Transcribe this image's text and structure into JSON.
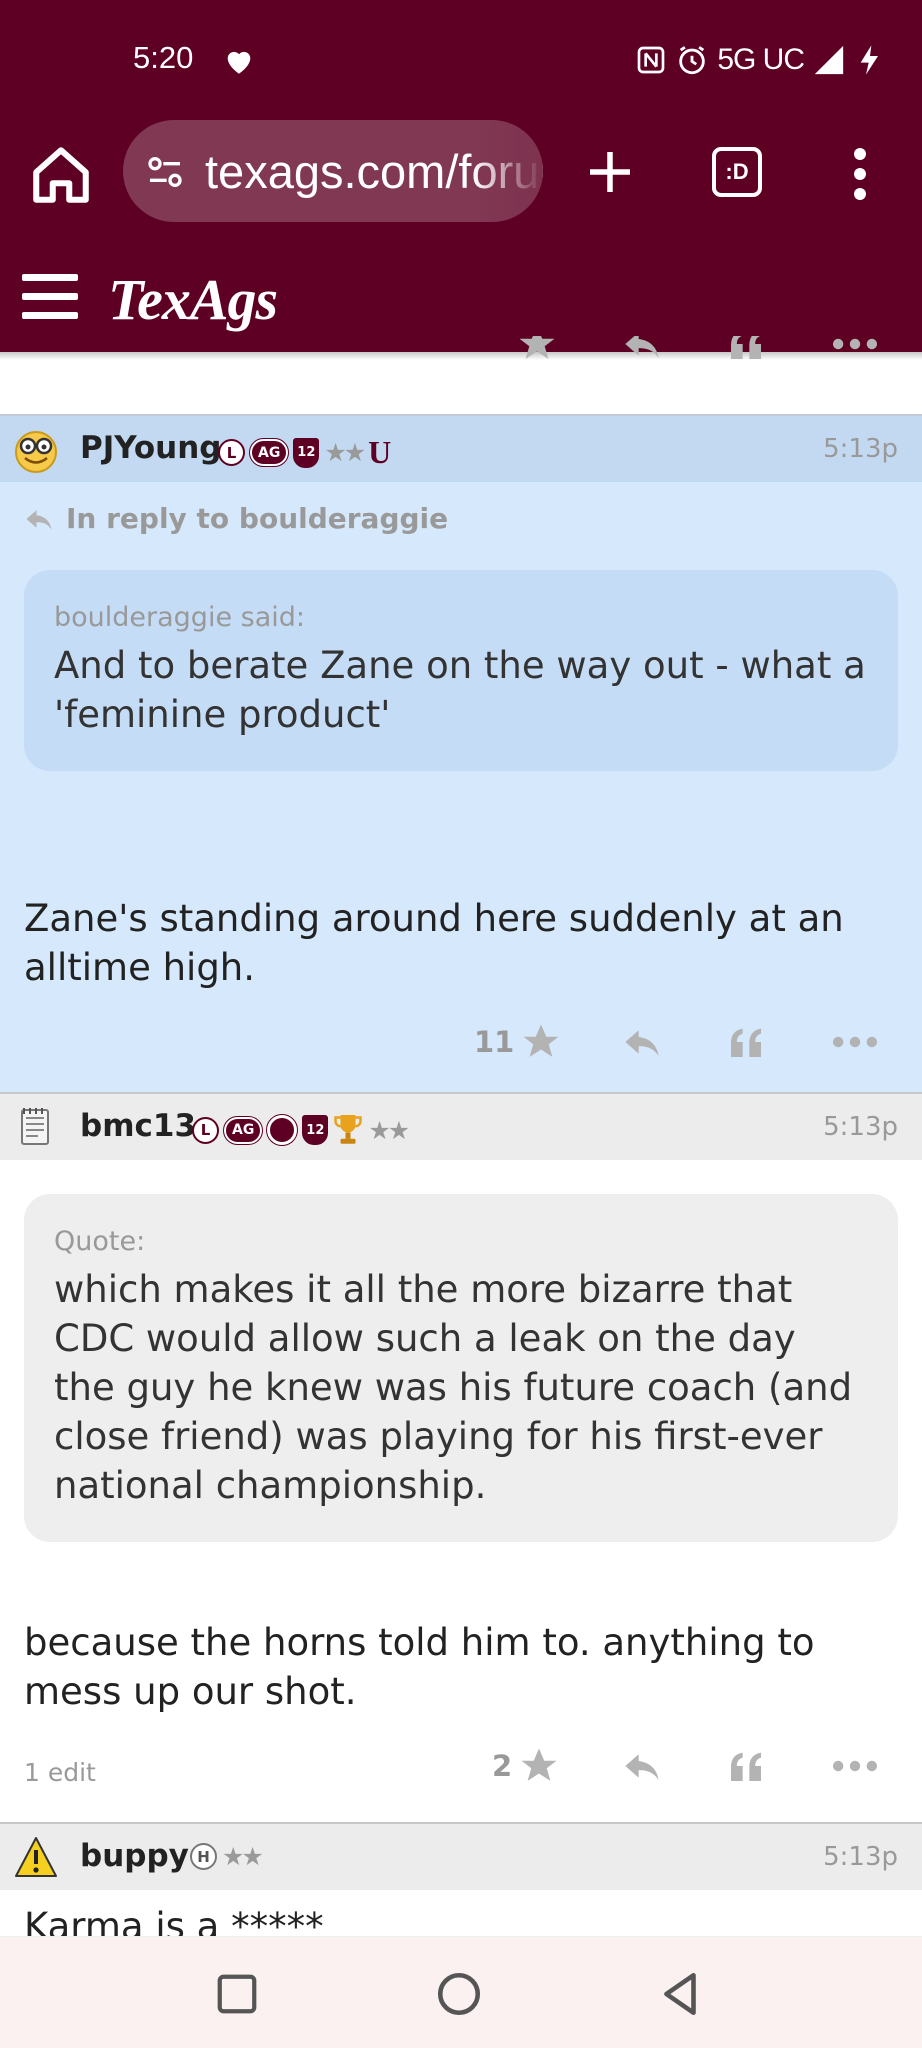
{
  "status_bar": {
    "time": "5:20",
    "network": "5G UC"
  },
  "browser": {
    "url": "texags.com/forums",
    "tab_count_label": ":D"
  },
  "site": {
    "logo": "TexAgs",
    "brand_color": "#5e0023"
  },
  "posts": [
    {
      "username": "PJYoung",
      "badges": [
        "L",
        "AG",
        "12",
        "★★",
        "U"
      ],
      "time": "5:13p",
      "reply_to": "In reply to boulderaggie",
      "quote_label": "boulderaggie said:",
      "quote_text": "And to berate Zane on the way out - what a 'feminine product'",
      "body": "Zane's standing around here suddenly at an alltime high.",
      "star_count": "11",
      "highlight_color": "#d6e8fb"
    },
    {
      "username": "bmc13",
      "badges": [
        "L",
        "AG",
        "12",
        "★★"
      ],
      "time": "5:13p",
      "quote_label": "Quote:",
      "quote_text": "which makes it all the more bizarre that CDC would allow such a leak on the day the guy he knew was his future coach (and close friend) was playing for his first-ever national championship.",
      "body": "because the horns told him to. anything to mess up our shot.",
      "edit_note": "1 edit",
      "star_count": "2"
    },
    {
      "username": "buppy",
      "badges": [
        "H",
        "★★"
      ],
      "time": "5:13p",
      "body": "Karma is a *****"
    }
  ]
}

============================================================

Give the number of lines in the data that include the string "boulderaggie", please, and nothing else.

2